### Exercise goal
Look for the string "from" in the listing below, then copy every line that has it.

-------------------------

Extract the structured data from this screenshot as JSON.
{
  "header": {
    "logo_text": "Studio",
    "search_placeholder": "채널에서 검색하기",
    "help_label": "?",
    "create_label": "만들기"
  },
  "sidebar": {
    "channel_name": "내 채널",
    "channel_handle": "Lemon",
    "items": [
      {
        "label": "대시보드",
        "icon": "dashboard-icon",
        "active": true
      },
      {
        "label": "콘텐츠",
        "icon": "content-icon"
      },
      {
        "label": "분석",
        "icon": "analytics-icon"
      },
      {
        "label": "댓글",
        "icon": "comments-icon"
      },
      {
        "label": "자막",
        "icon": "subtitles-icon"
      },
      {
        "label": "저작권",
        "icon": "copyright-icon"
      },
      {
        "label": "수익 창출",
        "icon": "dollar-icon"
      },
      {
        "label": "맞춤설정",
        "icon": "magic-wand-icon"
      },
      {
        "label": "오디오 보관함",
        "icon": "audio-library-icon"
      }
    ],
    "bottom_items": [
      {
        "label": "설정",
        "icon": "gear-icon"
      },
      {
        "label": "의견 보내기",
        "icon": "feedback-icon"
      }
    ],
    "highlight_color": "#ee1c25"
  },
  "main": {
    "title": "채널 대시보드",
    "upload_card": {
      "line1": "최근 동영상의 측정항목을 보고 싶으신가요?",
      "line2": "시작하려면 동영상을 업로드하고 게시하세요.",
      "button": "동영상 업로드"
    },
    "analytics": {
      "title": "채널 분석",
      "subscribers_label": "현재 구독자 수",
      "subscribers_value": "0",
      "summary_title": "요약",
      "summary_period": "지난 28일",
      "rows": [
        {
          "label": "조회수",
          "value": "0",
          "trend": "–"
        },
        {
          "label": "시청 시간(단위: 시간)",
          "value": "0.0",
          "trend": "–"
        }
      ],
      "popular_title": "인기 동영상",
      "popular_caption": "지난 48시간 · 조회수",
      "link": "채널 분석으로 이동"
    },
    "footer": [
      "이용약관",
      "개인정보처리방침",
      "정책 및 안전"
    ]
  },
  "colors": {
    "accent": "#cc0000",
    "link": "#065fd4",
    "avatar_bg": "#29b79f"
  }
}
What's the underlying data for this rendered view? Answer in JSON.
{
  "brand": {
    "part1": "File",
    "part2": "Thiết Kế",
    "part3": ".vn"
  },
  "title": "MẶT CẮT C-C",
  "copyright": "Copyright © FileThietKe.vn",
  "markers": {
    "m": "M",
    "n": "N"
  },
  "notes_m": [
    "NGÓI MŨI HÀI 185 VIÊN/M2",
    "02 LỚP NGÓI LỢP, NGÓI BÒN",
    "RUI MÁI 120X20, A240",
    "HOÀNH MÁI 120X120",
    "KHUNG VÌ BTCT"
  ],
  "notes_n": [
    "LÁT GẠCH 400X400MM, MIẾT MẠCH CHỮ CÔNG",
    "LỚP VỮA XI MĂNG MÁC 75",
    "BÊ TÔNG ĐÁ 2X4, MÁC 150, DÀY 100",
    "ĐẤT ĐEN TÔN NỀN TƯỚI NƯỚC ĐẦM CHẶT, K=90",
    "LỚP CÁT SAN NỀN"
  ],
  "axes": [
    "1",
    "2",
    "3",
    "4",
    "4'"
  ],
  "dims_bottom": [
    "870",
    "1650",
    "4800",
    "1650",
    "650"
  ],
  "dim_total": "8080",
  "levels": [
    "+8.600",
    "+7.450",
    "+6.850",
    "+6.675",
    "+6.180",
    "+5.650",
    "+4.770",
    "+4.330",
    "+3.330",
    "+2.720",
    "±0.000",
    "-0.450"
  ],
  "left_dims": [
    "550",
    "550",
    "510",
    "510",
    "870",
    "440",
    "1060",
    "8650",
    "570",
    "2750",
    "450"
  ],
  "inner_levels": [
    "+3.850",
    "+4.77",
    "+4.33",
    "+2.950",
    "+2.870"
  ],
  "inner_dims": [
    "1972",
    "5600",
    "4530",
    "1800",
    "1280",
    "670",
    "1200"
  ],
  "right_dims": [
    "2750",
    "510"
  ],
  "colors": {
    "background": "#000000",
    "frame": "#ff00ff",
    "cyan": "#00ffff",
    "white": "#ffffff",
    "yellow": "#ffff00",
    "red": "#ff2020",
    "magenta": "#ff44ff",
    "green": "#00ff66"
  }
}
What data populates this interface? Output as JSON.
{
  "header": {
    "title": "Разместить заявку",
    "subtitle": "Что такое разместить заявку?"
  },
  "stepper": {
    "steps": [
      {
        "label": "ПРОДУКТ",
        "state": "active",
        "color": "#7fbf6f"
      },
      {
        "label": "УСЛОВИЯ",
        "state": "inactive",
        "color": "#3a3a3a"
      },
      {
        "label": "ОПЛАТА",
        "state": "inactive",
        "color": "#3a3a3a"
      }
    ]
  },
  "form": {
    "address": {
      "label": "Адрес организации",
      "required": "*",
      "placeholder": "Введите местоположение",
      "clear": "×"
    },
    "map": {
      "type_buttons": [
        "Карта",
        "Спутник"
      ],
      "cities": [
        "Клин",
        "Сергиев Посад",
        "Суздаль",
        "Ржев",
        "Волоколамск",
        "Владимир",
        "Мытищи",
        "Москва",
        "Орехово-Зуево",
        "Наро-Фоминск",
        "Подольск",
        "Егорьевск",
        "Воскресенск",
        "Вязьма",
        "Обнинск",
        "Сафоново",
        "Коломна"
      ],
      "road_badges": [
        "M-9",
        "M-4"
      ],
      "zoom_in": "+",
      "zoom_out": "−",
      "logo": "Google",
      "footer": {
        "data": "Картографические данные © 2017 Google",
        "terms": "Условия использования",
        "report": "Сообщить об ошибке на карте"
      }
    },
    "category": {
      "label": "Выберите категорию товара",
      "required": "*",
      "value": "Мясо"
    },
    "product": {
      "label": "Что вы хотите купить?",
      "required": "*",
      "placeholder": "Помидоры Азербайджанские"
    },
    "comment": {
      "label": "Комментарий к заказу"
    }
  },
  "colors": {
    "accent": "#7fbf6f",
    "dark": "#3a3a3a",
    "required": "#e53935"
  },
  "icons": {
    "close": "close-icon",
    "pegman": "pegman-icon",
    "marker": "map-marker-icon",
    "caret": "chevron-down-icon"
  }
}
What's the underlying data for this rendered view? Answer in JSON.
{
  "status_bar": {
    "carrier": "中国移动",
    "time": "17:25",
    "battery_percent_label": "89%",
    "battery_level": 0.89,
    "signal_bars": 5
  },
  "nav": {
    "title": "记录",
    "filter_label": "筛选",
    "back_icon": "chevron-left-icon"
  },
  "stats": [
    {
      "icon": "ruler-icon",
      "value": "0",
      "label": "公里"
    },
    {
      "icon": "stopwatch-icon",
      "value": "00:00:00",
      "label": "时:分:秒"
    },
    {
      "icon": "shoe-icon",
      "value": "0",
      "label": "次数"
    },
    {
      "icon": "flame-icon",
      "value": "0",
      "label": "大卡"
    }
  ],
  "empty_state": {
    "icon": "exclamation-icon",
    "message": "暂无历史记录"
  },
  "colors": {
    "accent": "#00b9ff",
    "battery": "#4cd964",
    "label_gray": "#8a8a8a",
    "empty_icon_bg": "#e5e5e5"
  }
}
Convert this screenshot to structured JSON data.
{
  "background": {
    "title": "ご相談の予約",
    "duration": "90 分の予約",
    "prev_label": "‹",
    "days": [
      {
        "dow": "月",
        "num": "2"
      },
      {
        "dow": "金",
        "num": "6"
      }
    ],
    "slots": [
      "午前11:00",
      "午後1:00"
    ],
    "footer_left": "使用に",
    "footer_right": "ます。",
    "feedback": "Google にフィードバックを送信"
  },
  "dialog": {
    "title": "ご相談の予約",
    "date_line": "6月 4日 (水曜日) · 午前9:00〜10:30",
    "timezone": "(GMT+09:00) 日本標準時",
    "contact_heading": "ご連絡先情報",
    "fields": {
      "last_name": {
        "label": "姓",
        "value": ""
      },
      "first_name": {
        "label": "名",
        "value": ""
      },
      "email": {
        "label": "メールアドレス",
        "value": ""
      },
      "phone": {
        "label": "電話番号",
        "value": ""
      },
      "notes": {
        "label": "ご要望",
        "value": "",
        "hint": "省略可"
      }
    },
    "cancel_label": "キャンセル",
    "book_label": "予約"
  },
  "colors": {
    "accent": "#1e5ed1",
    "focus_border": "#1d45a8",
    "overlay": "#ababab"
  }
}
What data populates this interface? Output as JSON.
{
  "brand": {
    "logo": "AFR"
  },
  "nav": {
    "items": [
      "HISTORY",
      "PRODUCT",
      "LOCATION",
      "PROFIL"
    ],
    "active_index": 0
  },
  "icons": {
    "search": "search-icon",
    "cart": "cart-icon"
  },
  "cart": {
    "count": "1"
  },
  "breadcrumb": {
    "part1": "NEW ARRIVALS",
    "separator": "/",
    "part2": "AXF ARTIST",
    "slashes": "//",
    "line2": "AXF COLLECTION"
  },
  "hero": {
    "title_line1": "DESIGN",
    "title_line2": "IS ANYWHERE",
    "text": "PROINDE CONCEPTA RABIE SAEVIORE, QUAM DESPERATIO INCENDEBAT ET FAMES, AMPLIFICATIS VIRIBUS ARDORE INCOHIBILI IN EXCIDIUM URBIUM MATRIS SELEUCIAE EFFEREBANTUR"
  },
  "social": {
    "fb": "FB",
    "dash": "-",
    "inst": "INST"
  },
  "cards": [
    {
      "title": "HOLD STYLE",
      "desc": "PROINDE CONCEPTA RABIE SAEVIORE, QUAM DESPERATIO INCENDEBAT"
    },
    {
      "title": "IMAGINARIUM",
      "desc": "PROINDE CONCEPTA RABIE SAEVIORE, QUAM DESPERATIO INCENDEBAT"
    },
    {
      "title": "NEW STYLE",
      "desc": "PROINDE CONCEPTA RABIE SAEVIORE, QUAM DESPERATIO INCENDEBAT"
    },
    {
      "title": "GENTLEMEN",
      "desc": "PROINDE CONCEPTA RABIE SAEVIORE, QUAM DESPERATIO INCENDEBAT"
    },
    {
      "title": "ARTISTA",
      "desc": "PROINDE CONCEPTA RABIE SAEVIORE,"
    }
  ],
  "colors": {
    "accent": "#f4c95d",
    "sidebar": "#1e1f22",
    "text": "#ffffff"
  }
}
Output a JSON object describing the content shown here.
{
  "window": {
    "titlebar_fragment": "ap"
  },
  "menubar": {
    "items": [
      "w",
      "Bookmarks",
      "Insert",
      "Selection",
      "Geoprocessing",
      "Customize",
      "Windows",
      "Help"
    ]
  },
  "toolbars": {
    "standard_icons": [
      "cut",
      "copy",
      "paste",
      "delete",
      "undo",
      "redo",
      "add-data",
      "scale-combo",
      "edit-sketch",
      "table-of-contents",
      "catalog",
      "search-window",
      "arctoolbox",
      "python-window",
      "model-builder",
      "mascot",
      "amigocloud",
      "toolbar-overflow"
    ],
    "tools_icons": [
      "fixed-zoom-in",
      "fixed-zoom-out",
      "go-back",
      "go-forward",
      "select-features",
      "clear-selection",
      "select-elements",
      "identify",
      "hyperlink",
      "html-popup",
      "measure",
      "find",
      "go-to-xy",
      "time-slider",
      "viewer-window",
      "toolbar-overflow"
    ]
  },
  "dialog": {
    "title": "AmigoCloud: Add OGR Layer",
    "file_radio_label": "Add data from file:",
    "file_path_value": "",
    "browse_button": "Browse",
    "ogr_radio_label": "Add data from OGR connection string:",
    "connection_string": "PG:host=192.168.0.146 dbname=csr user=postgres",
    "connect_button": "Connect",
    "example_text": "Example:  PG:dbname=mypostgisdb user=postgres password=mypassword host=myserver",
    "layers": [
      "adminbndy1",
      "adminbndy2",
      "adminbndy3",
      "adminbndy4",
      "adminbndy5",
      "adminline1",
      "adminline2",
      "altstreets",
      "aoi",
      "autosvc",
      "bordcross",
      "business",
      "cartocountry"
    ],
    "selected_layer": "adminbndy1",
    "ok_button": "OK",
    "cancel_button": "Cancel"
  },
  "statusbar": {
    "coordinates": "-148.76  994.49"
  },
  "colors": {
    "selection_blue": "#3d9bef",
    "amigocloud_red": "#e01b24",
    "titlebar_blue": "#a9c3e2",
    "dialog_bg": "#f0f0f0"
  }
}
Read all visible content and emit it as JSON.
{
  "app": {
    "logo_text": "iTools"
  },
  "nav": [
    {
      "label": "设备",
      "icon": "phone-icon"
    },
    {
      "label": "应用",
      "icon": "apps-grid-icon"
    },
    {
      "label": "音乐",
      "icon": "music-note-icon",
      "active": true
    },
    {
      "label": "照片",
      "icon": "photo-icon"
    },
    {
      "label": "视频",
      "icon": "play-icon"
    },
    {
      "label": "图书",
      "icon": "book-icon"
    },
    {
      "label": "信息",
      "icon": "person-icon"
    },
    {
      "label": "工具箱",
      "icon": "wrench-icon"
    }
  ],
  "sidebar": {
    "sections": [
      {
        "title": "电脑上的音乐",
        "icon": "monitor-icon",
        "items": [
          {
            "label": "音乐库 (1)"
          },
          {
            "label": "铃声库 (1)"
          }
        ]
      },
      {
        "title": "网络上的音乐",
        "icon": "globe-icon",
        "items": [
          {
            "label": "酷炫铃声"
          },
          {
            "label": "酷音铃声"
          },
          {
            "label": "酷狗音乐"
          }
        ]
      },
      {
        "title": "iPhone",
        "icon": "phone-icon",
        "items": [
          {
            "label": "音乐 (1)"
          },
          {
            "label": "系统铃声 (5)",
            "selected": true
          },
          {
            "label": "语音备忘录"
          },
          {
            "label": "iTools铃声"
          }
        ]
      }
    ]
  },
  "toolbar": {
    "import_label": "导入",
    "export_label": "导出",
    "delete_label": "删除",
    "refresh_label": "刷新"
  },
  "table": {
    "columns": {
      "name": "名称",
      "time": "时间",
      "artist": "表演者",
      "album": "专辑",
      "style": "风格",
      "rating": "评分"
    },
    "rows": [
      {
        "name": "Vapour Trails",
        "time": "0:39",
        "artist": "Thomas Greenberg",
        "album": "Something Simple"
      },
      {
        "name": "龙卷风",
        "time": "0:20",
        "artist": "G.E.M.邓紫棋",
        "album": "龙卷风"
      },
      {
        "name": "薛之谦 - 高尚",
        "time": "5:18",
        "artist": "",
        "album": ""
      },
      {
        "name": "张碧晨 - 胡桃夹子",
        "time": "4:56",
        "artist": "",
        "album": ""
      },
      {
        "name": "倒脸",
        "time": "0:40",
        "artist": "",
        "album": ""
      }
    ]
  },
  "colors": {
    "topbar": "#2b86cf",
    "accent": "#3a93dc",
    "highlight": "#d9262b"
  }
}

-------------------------

### Exercise solution
Extract the structured data from this screenshot as JSON.
    "file_radio_label": "Add data from file:",
    "ogr_radio_label": "Add data from OGR connection string:",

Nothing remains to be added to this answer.